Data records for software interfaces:

-*-*-

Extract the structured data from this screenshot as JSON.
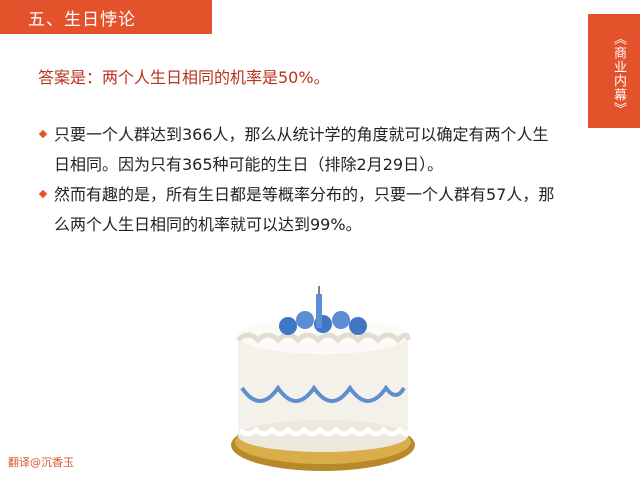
{
  "slide": {
    "title": "五、生日悖论",
    "side_label": "《商业内幕》",
    "answer": "答案是：两个人生日相同的机率是50%。",
    "bullets": [
      "只要一个人群达到366人，那么从统计学的角度就可以确定有两个人生日相同。因为只有365种可能的生日（排除2月29日）。",
      "然而有趣的是，所有生日都是等概率分布的，只要一个人群有57人，那么两个人生日相同的机率就可以达到99%。"
    ],
    "credit": "翻译@沉香玉"
  },
  "colors": {
    "accent": "#e4522b",
    "answer_text": "#b8331b"
  },
  "icons": [
    "diamond-bullet-icon",
    "birthday-cake-illustration"
  ]
}
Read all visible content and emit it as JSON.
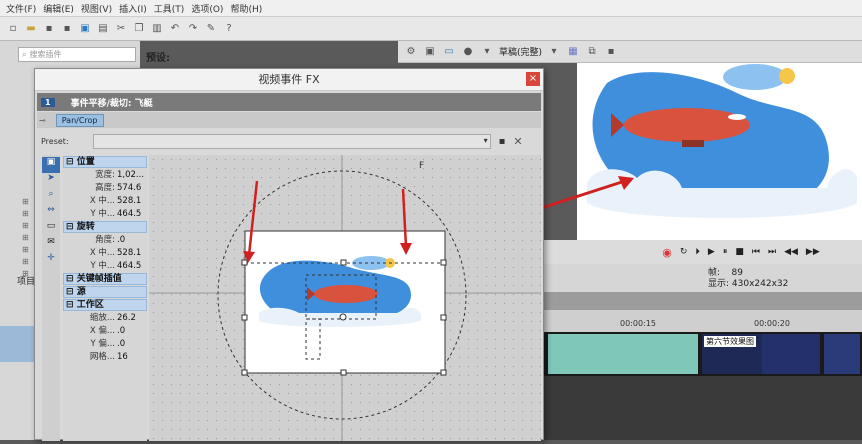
{
  "menu": [
    "文件(F)",
    "编辑(E)",
    "视图(V)",
    "插入(I)",
    "工具(T)",
    "选项(O)",
    "帮助(H)"
  ],
  "left_pane": {
    "search_placeholder": "搜索插件",
    "tab_label": "项目"
  },
  "preview_label": "预设:",
  "preview_toolbar": {
    "quality": "草稿(完整)"
  },
  "dialog": {
    "title": "视频事件 FX",
    "chain_label": "事件平移/裁切: 飞艇",
    "chain_index": "1",
    "fx_tab": "Pan/Crop",
    "preset_label": "Preset:",
    "tree": [
      {
        "section": "位置",
        "rows": [
          {
            "k": "宽度:",
            "v": "1,02..."
          },
          {
            "k": "高度:",
            "v": "574.6"
          },
          {
            "k": "X 中...",
            "v": "528.1"
          },
          {
            "k": "Y 中...",
            "v": "464.5"
          }
        ]
      },
      {
        "section": "旋转",
        "rows": [
          {
            "k": "角度:",
            "v": ".0"
          },
          {
            "k": "X 中...",
            "v": "528.1"
          },
          {
            "k": "Y 中...",
            "v": "464.5"
          }
        ]
      },
      {
        "section": "关键帧插值",
        "rows": []
      },
      {
        "section": "源",
        "rows": []
      },
      {
        "section": "工作区",
        "rows": [
          {
            "k": "缩放...",
            "v": "26.2"
          },
          {
            "k": "X 偏...",
            "v": ".0"
          },
          {
            "k": "Y 偏...",
            "v": ".0"
          },
          {
            "k": "网格...",
            "v": "16"
          }
        ]
      }
    ]
  },
  "video_info": {
    "frame_label": "帧:",
    "frame_value": "89",
    "display_label": "显示:",
    "display_value": "430x242x32"
  },
  "timeline": {
    "tc1": "00:00:15",
    "tc2": "00:00:20",
    "clip_label": "第六节效果图"
  },
  "colors": {
    "accent": "#d9453a",
    "selection": "#9bc1e2",
    "sky": "#3f8fdc",
    "airship": "#d9523e"
  }
}
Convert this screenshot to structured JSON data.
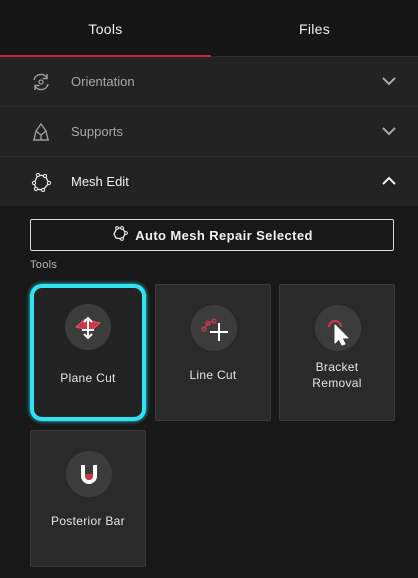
{
  "tabs": [
    {
      "label": "Tools",
      "active": true
    },
    {
      "label": "Files",
      "active": false
    }
  ],
  "accordions": [
    {
      "label": "Orientation",
      "icon": "rotate-icon",
      "expanded": false
    },
    {
      "label": "Supports",
      "icon": "supports-icon",
      "expanded": false
    },
    {
      "label": "Mesh Edit",
      "icon": "mesh-icon",
      "expanded": true
    }
  ],
  "mesh_edit": {
    "repair_button_label": "Auto Mesh Repair Selected",
    "tools_label": "Tools",
    "tools": [
      {
        "label": "Plane Cut",
        "icon": "plane-cut-icon",
        "selected": true
      },
      {
        "label": "Line Cut",
        "icon": "line-cut-icon",
        "selected": false
      },
      {
        "label": "Bracket Removal",
        "icon": "bracket-removal-icon",
        "selected": false
      },
      {
        "label": "Posterior Bar",
        "icon": "posterior-bar-icon",
        "selected": false
      }
    ]
  },
  "colors": {
    "accent_red": "#c4283a",
    "selection_cyan": "#2fe3ef",
    "background": "#151515"
  }
}
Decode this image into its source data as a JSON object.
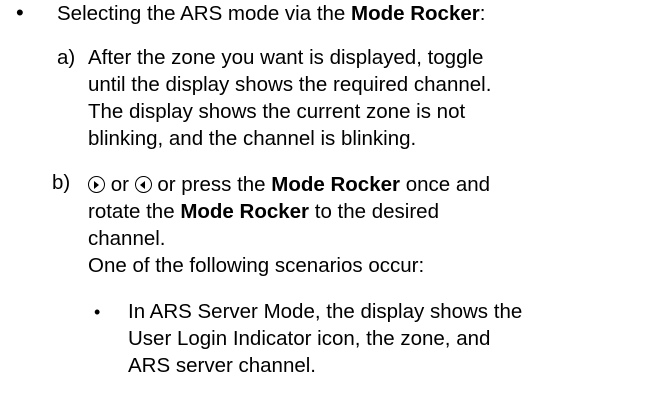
{
  "bullet1": {
    "symbol": "•",
    "text_before": "Selecting the ARS mode via the ",
    "bold": "Mode Rocker",
    "text_after": ":"
  },
  "step_a": {
    "label": "a)",
    "lines": [
      "After the zone you want is displayed, toggle",
      "until the display shows the required channel.",
      "The display shows the current zone is not",
      "blinking, and the channel is blinking."
    ]
  },
  "step_b": {
    "label": "b)",
    "line1": {
      "icon_right": "right-arrow-circle-icon",
      "or1": " or ",
      "icon_left": "left-arrow-circle-icon",
      "text1": " or press the ",
      "bold": "Mode Rocker",
      "text2": " once and"
    },
    "line2": {
      "text1": "rotate the ",
      "bold": "Mode Rocker",
      "text2": " to the desired"
    },
    "line3": "channel.",
    "line4": "One of the following scenarios occur:"
  },
  "sub_bullet": {
    "symbol": "•",
    "lines": [
      "In ARS Server Mode, the display shows the",
      "User Login Indicator icon, the zone, and",
      "ARS server channel."
    ]
  }
}
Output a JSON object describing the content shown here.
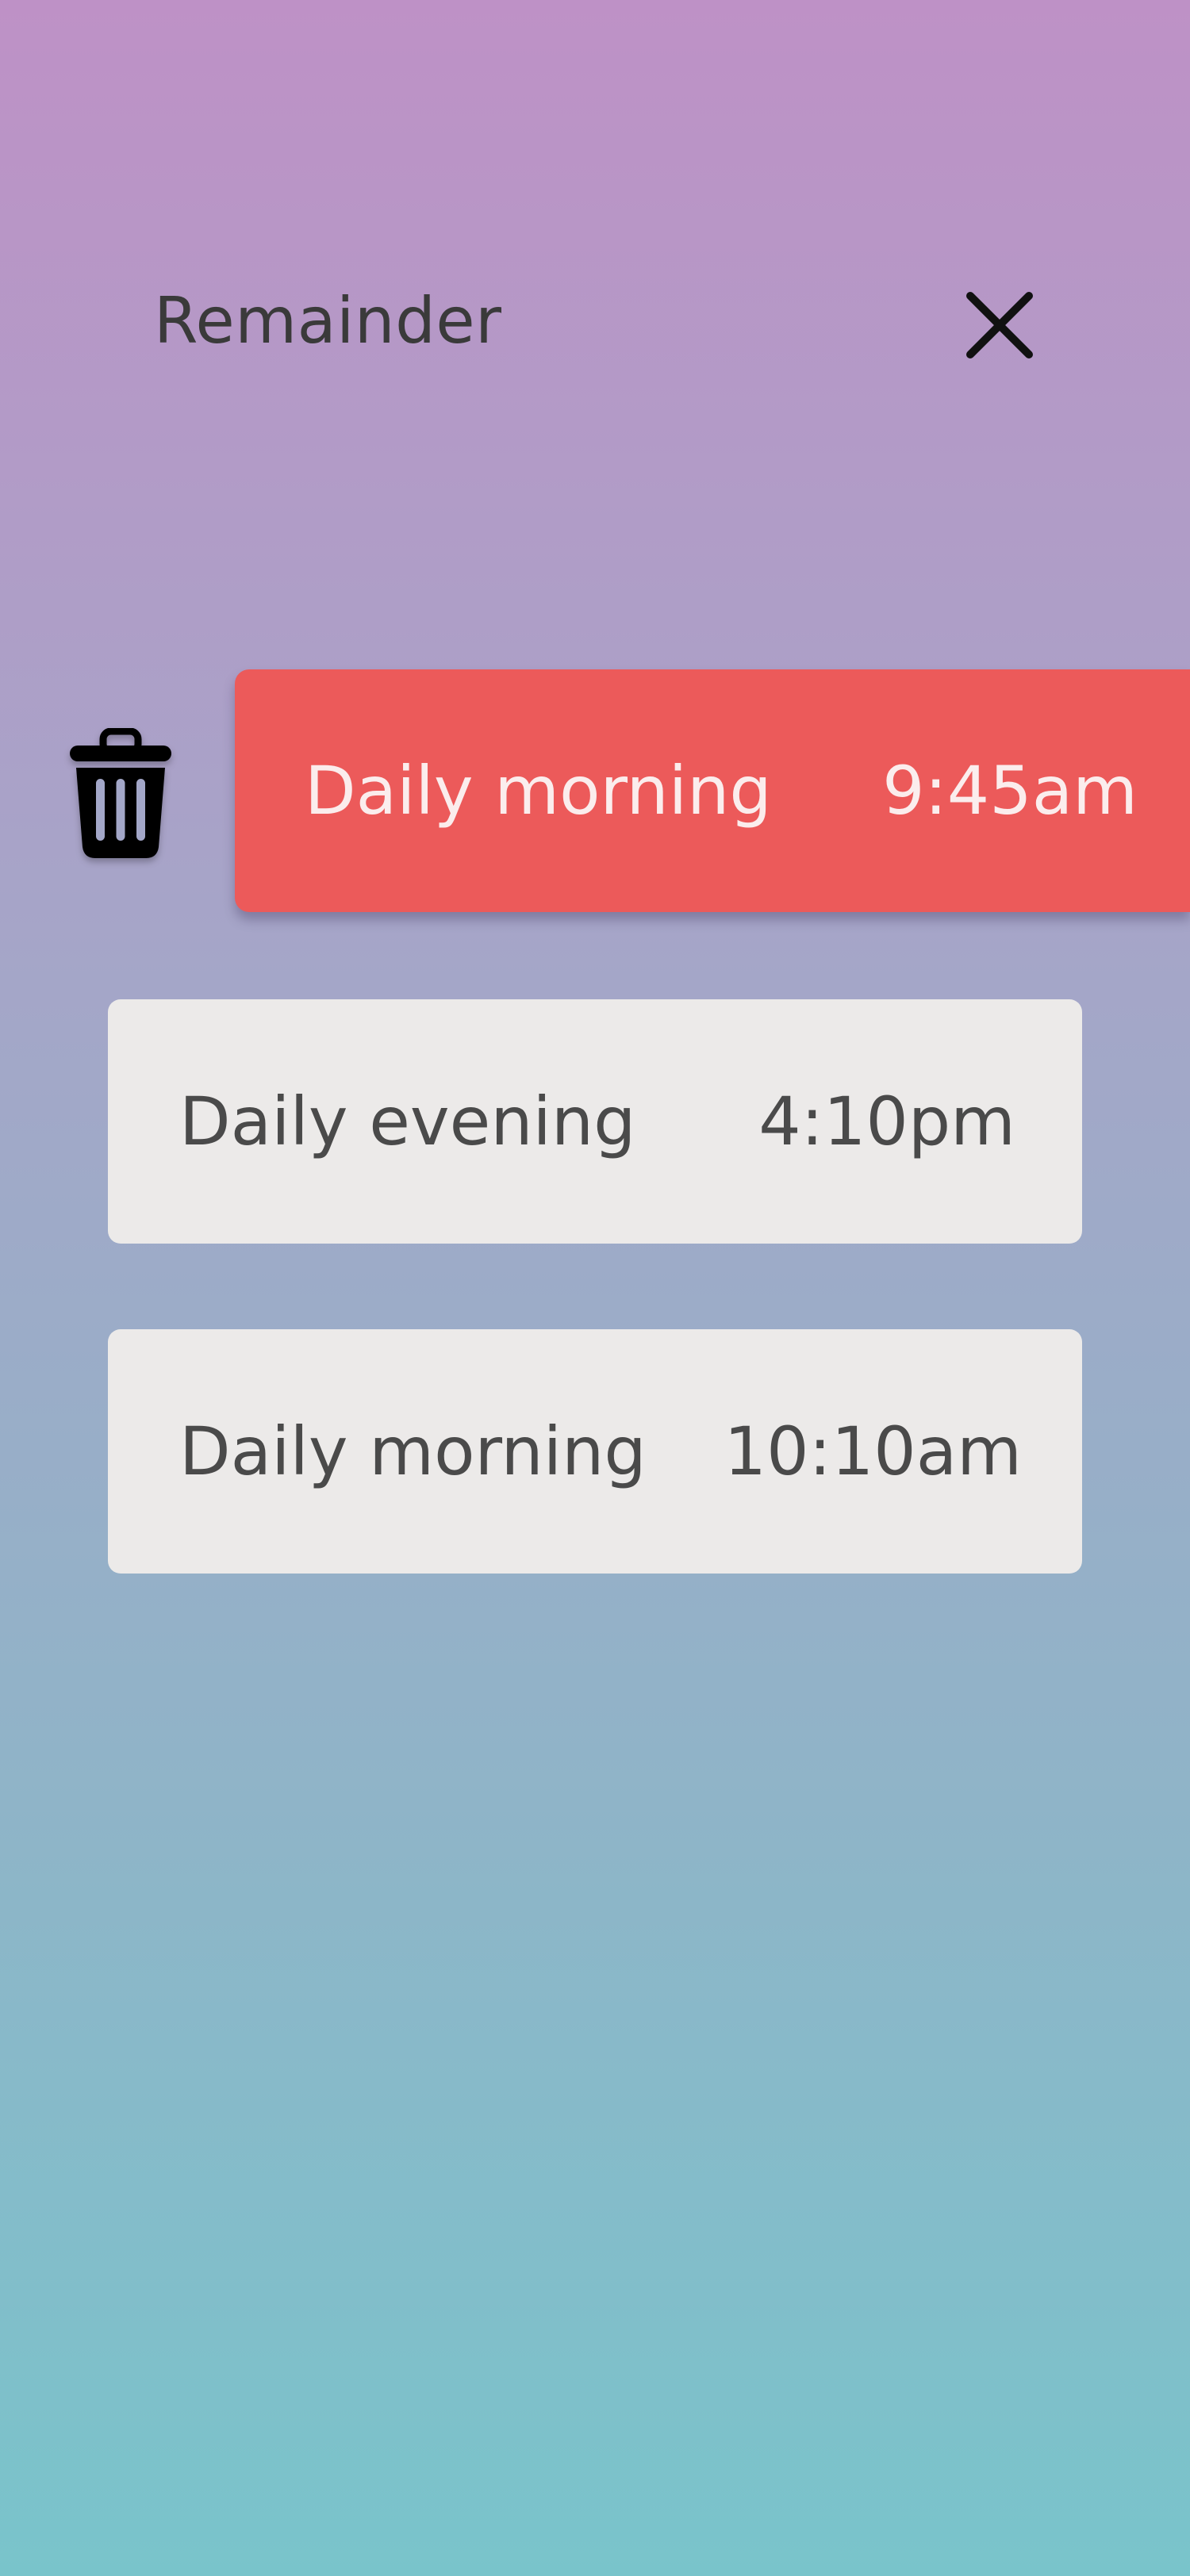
{
  "header": {
    "title": "Remainder"
  },
  "icons": {
    "close": "close-icon",
    "delete": "trash-icon"
  },
  "reminders": [
    {
      "label": "Daily morning",
      "time": "9:45am",
      "state": "swiped-for-delete"
    },
    {
      "label": "Daily evening",
      "time": "4:10pm",
      "state": "normal"
    },
    {
      "label": "Daily morning",
      "time": "10:10am",
      "state": "normal"
    }
  ],
  "colors": {
    "gradient_top": "#BE91C6",
    "gradient_bottom": "#79C4CB",
    "active_card": "#EC5A5A",
    "card": "#ECEAE9",
    "text_dark": "#4A4A4A",
    "title_text": "#3A3A3A"
  }
}
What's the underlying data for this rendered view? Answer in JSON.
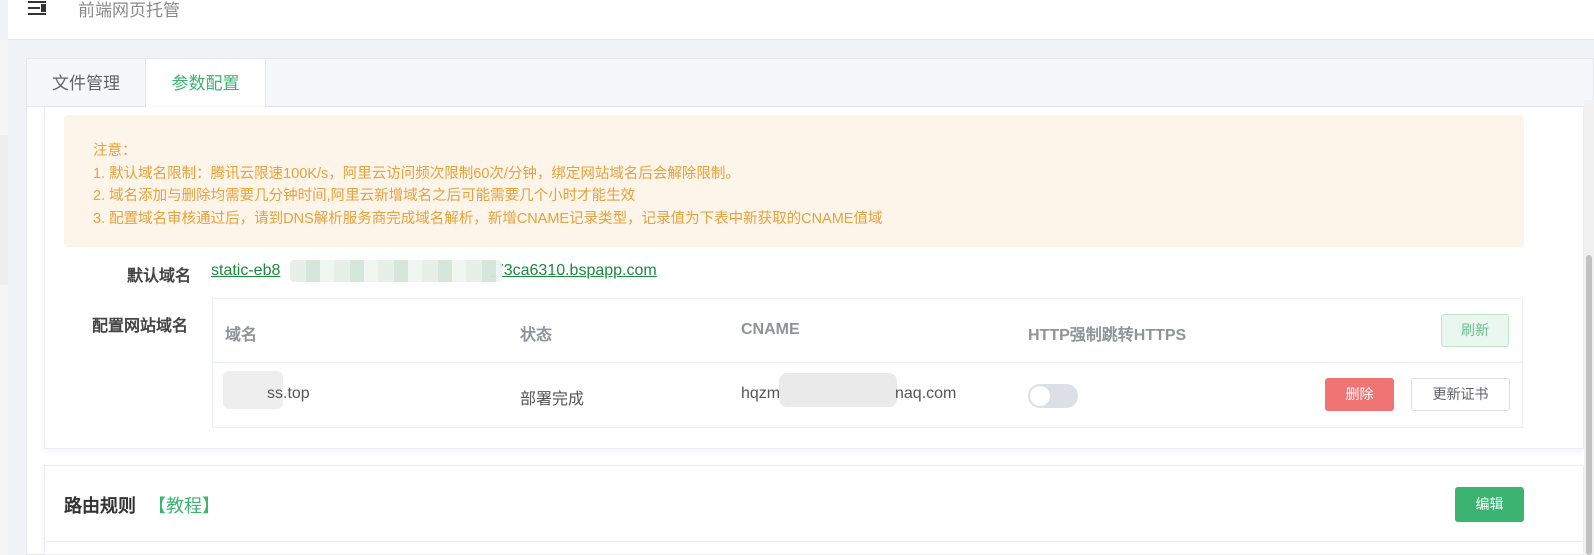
{
  "header": {
    "title": "前端网页托管"
  },
  "tabs": [
    {
      "label": "文件管理",
      "active": false
    },
    {
      "label": "参数配置",
      "active": true
    }
  ],
  "notice": {
    "title": "注意：",
    "lines": [
      "1. 默认域名限制：腾讯云限速100K/s，阿里云访问频次限制60次/分钟，绑定网站域名后会解除限制。",
      "2. 域名添加与删除均需要几分钟时间,阿里云新增域名之后可能需要几个小时才能生效",
      "3. 配置域名审核通过后，请到DNS解析服务商完成域名解析，新增CNAME记录类型，记录值为下表中新获取的CNAME值域"
    ]
  },
  "default_domain": {
    "label": "默认域名",
    "value_prefix": "static-eb8",
    "value_suffix": ".73ca6310.bspapp.com"
  },
  "site_domain": {
    "label": "配置网站域名",
    "columns": [
      "域名",
      "状态",
      "CNAME",
      "HTTP强制跳转HTTPS"
    ],
    "refresh_label": "刷新",
    "rows": [
      {
        "domain": "ss.top",
        "status": "部署完成",
        "cname_prefix": "hqzm",
        "cname_suffix": "naq.com",
        "https_redirect": false,
        "delete_label": "删除",
        "cert_label": "更新证书"
      }
    ]
  },
  "routes": {
    "title": "路由规则",
    "tutorial_label": "【教程】",
    "edit_label": "编辑"
  },
  "colors": {
    "accent": "#3cb371",
    "warning_text": "#e6a23c",
    "warning_bg": "#fdf4ea",
    "danger": "#f07474",
    "link": "#1b8a3f"
  }
}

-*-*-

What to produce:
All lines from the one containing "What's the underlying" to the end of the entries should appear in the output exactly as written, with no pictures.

The answer:
What's the underlying data for this rendered view? Answer in JSON.
{
  "header": {
    "title": "前端网页托管"
  },
  "tabs": [
    {
      "label": "文件管理",
      "active": false
    },
    {
      "label": "参数配置",
      "active": true
    }
  ],
  "notice": {
    "title": "注意：",
    "lines": [
      "1. 默认域名限制：腾讯云限速100K/s，阿里云访问频次限制60次/分钟，绑定网站域名后会解除限制。",
      "2. 域名添加与删除均需要几分钟时间,阿里云新增域名之后可能需要几个小时才能生效",
      "3. 配置域名审核通过后，请到DNS解析服务商完成域名解析，新增CNAME记录类型，记录值为下表中新获取的CNAME值域"
    ]
  },
  "default_domain": {
    "label": "默认域名",
    "value_prefix": "static-eb8",
    "value_suffix": ".73ca6310.bspapp.com"
  },
  "site_domain": {
    "label": "配置网站域名",
    "columns": [
      "域名",
      "状态",
      "CNAME",
      "HTTP强制跳转HTTPS"
    ],
    "refresh_label": "刷新",
    "rows": [
      {
        "domain": "ss.top",
        "status": "部署完成",
        "cname_prefix": "hqzm",
        "cname_suffix": "naq.com",
        "https_redirect": false,
        "delete_label": "删除",
        "cert_label": "更新证书"
      }
    ]
  },
  "routes": {
    "title": "路由规则",
    "tutorial_label": "【教程】",
    "edit_label": "编辑"
  },
  "colors": {
    "accent": "#3cb371",
    "warning_text": "#e6a23c",
    "warning_bg": "#fdf4ea",
    "danger": "#f07474",
    "link": "#1b8a3f"
  }
}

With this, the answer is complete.